Exercise inputs:
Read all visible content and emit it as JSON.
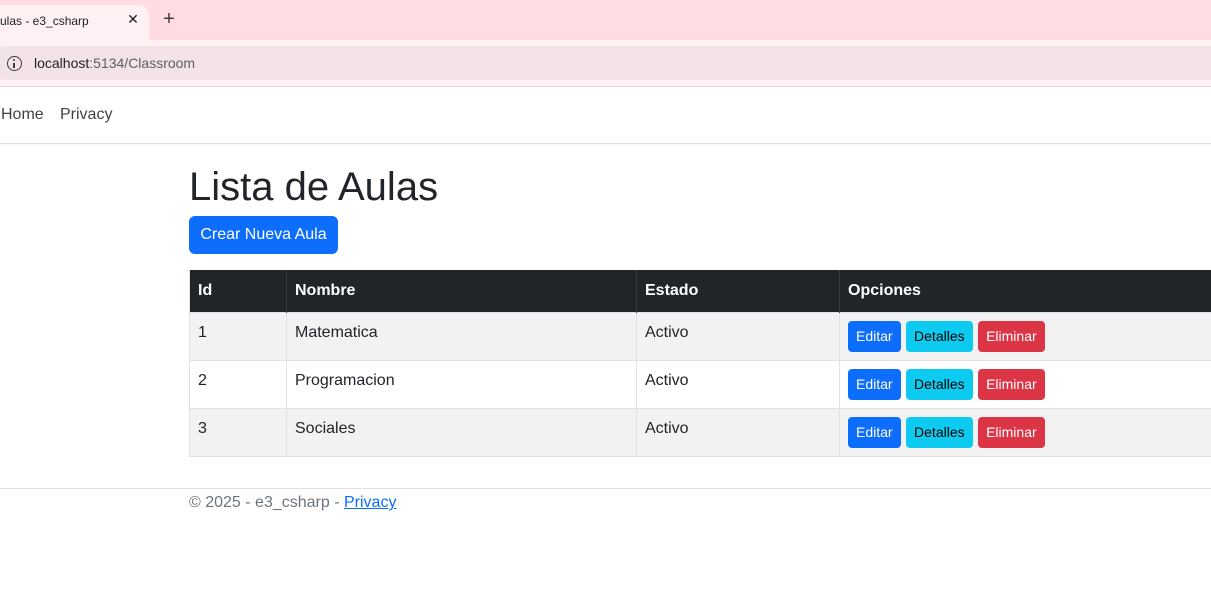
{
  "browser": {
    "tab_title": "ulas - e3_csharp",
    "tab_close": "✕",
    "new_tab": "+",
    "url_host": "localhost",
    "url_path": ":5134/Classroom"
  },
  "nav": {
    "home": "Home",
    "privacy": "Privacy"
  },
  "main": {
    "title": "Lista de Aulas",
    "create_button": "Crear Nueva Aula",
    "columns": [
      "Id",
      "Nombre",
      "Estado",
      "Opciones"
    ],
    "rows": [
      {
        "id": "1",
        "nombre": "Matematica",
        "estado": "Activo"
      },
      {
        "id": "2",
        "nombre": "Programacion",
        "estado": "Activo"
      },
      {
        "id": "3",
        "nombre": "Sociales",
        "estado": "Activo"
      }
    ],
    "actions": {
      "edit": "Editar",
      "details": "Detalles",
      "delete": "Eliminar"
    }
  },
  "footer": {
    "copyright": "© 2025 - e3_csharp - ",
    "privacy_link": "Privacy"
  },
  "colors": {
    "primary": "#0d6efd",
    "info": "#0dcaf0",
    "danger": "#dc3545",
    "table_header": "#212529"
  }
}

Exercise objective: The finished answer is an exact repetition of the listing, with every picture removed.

Answer for this exercise:
Read all visible content and emit it as JSON.
{
  "browser": {
    "tab_title": "ulas - e3_csharp",
    "tab_close": "✕",
    "new_tab": "+",
    "url_host": "localhost",
    "url_path": ":5134/Classroom"
  },
  "nav": {
    "home": "Home",
    "privacy": "Privacy"
  },
  "main": {
    "title": "Lista de Aulas",
    "create_button": "Crear Nueva Aula",
    "columns": [
      "Id",
      "Nombre",
      "Estado",
      "Opciones"
    ],
    "rows": [
      {
        "id": "1",
        "nombre": "Matematica",
        "estado": "Activo"
      },
      {
        "id": "2",
        "nombre": "Programacion",
        "estado": "Activo"
      },
      {
        "id": "3",
        "nombre": "Sociales",
        "estado": "Activo"
      }
    ],
    "actions": {
      "edit": "Editar",
      "details": "Detalles",
      "delete": "Eliminar"
    }
  },
  "footer": {
    "copyright": "© 2025 - e3_csharp - ",
    "privacy_link": "Privacy"
  },
  "colors": {
    "primary": "#0d6efd",
    "info": "#0dcaf0",
    "danger": "#dc3545",
    "table_header": "#212529"
  }
}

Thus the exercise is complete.